The records promise to be interesting. They prompted Barofsky's office to report that some $62.1 billion of taxpayer and AIG funds were essentially funneled to 16 banks, which were counter parties to AIG insurance contracts.

The banks got paid 100% of what they were owed, the full-dollar amount of the underlying assets that the counter parties had insured through AIG.

The reports that AIG had been instructed to obscure counter party data has caused a new stir on Capitol Hill, with many criticizing Treasury Secretary Tim Geithner, who was running the New York Fed at the time.

However, Geithner was not in the loop on the decisions, since he had recused himself from issues involving AIG while he was under consideration for the Treasury job, officials have said.

However, Geithner, along with Fed chief Ben Bernanke and former Treasury Secretary Henry Paulson, are considered key architects of the federal response to the economic meltdown of 2008.

The New York Fed has said the final decision about disclosures always rested with AIG, which since September 2008 has been propped up by multiple infusions of taxpayer funds. To top of page

Frontline troops push for solar energy
The U.S. Marines are testing renewable energy technologies like solar to reduce costs and casualties associated with fossil fuels. Play
25 Best Places to find rich singles
Looking for Mr. or Ms. Moneybags? Hunt down the perfect mate in these wealthy cities, which are brimming with unattached professionals. More
Fun festivals: Twins to mustard to pirates!
You'll see double in Twinsburg, Ohio, and Ketchup lovers should beware in Middleton, WI. Here's some of the best and strangest town festivals. Play
Index Last Change % Change
Dow 17,804.80 26.65 0.15%
Nasdaq 4,765.38 16.98 0.36%
S&P 500 2,070.65 9.42 0.46%
Treasuries 2.18 -0.03 -1.27%
Data as of 2:31pm ET
Company Price Change % Change
Bank of America Corp... 17.62 0.09 0.51%
Apple Inc 111.78 -0.87 -0.77%
General Electric Co 25.62 0.48 1.91%
Intel Corp 36.37 -0.65 -1.76%
Microsoft Corp 47.66 0.14 0.29%
Data as of Dec 19

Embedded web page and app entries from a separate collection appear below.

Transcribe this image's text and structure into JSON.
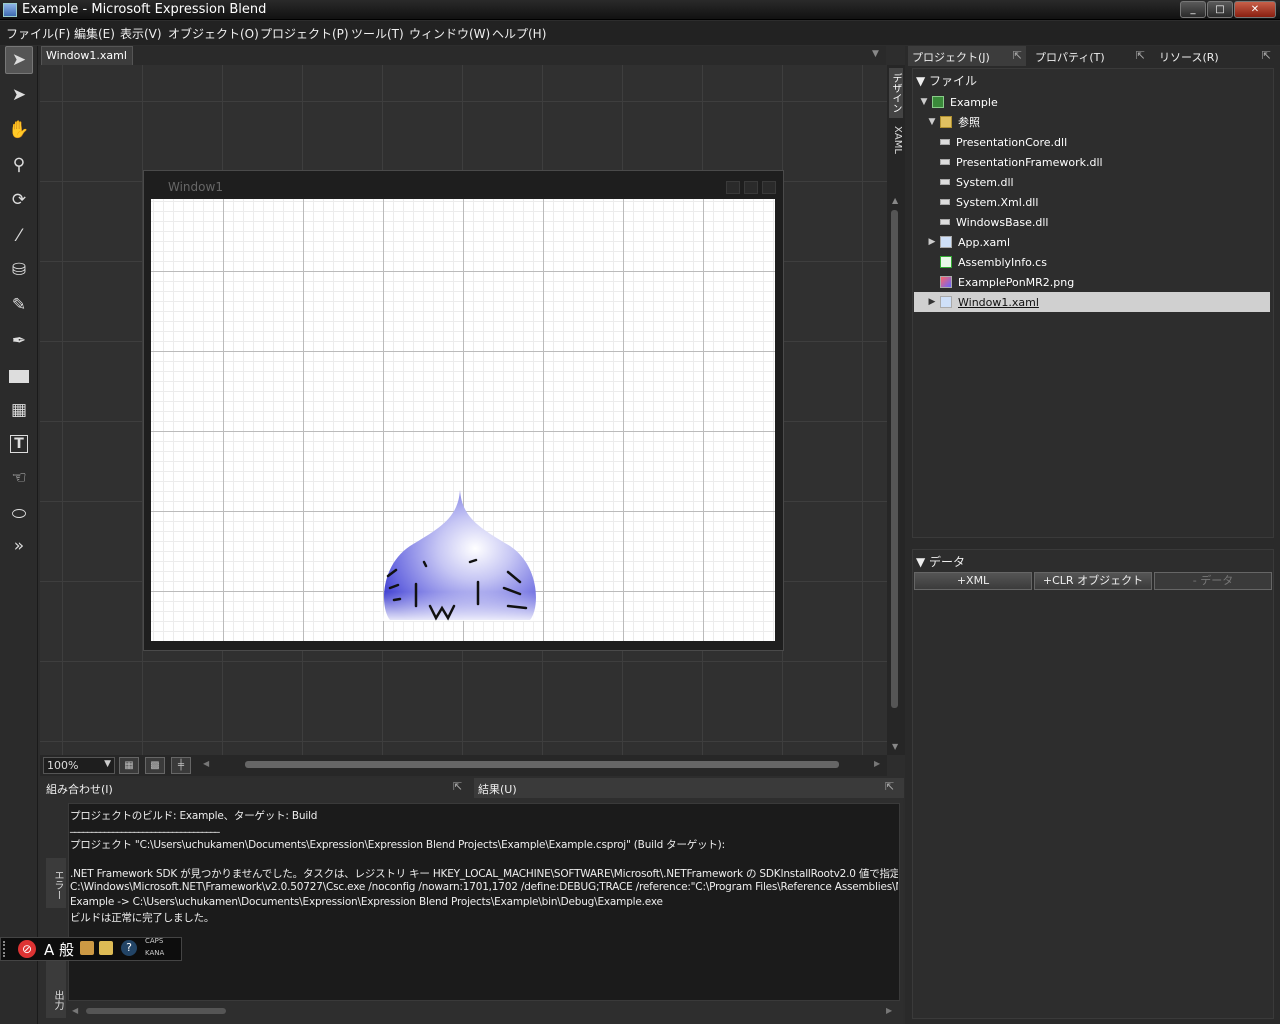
{
  "window": {
    "title": "Example - Microsoft Expression Blend",
    "min": "_",
    "max": "□",
    "close": "✕"
  },
  "menu": [
    "ファイル(F)",
    "編集(E)",
    "表示(V)",
    "オブジェクト(O)",
    "プロジェクト(P)",
    "ツール(T)",
    "ウィンドウ(W)",
    "ヘルプ(H)"
  ],
  "doc_tab": {
    "label": "Window1.xaml",
    "close": "×"
  },
  "artboard": {
    "window_title": "Window1"
  },
  "side_tabs": {
    "design": "デザイン",
    "xaml": "XAML"
  },
  "statusbar": {
    "zoom": "100%"
  },
  "bottom": {
    "left_title": "組み合わせ(I)",
    "right_title": "結果(U)",
    "vtab_error": "エラー",
    "vtab_output": "出力",
    "output": [
      "プロジェクトのビルド: Example、ターゲット: Build",
      "___________________________________",
      "プロジェクト \"C:\\Users\\uchukamen\\Documents\\Expression\\Expression Blend Projects\\Example\\Example.csproj\" (Build ターゲット):",
      "",
      ".NET Framework SDK が見つかりませんでした。タスクは、レジストリ キー HKEY_LOCAL_MACHINE\\SOFTWARE\\Microsoft\\.NETFramework の SDKInstallRootv2.0 値で指定",
      "C:\\Windows\\Microsoft.NET\\Framework\\v2.0.50727\\Csc.exe /noconfig /nowarn:1701,1702 /define:DEBUG;TRACE /reference:\"C:\\Program Files\\Reference Assemblies\\Microso",
      "Example -> C:\\Users\\uchukamen\\Documents\\Expression\\Expression Blend Projects\\Example\\bin\\Debug\\Example.exe",
      "ビルドは正常に完了しました。"
    ]
  },
  "right": {
    "tabs": [
      "プロジェクト(J)",
      "プロパティ(T)",
      "リソース(R)"
    ],
    "files_header": "▼ ファイル",
    "tree": [
      {
        "label": "Example",
        "toggle": "▼"
      },
      {
        "label": "参照",
        "toggle": "▼"
      },
      {
        "label": "PresentationCore.dll",
        "toggle": ""
      },
      {
        "label": "PresentationFramework.dll",
        "toggle": ""
      },
      {
        "label": "System.dll",
        "toggle": ""
      },
      {
        "label": "System.Xml.dll",
        "toggle": ""
      },
      {
        "label": "WindowsBase.dll",
        "toggle": ""
      },
      {
        "label": "App.xaml",
        "toggle": "▶"
      },
      {
        "label": "AssemblyInfo.cs",
        "toggle": ""
      },
      {
        "label": "ExamplePonMR2.png",
        "toggle": ""
      },
      {
        "label": "Window1.xaml",
        "toggle": "▶"
      }
    ],
    "data_header": "▼ データ",
    "data_buttons": [
      "+XML",
      "+CLR オブジェクト",
      "- データ"
    ]
  },
  "tray": {
    "caps": "CAPS",
    "kana": "KANA",
    "ime": "A 般",
    "help": "?"
  }
}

Sections

New York Magazine reporter Jessica Pressler, who has been caught up in controversy this past week, will not be moving on to a new job at Bloomberg News. More

Investors beware: These 5 global crises are likely to rattle the stock market and world economy. More

Forums in dark corners of the web sell the kinds of hacks that befell Sony. More

Unilever sued Hampton Creek over its egg-free mayonnaise spread Just Mayo. But the company behind Best Foods and Hellman's mayonnaise has now dropped the lawsuit. More

The income of the top 1% jumped significantly in 2012, far outpacing inflation. Not only did this group make a larger share of the country's income, their share of total taxes also jumped from 35% to 38%. More

Most stock quote data provided by BATS. Market indices are shown in real time, except for the DJIA, which is delayed by two minutes. All times are ET. Disclaimer.

Morningstar: © 2014 Morningstar, Inc. All Rights Reserved.

Factset: FactSet Research Systems Inc. 2014. All rights reserved.

Chicago Mercantile Association: Certain market data is the property of Chicago Mercantile Exchange Inc. and its licensors. All rights reserved.

Dow Jones: The Dow Jones branded indices are proprietary to and are calculated, distributed and marketed by DJI Opco, a subsidiary of S&P Dow Jones Indices LLC and have been licensed for use to S&P Opco, LLC and CNN. Standard & Poor's and S&P are registered trademarks of Standard & Poor’s Financial Services LLC and Dow Jones is a registered trademark of Dow Jones Trademark Holdings LLC. All content of the Dow Jones branded indices © S&P Dow Jones Indices LLC 2014 and/or its affiliates.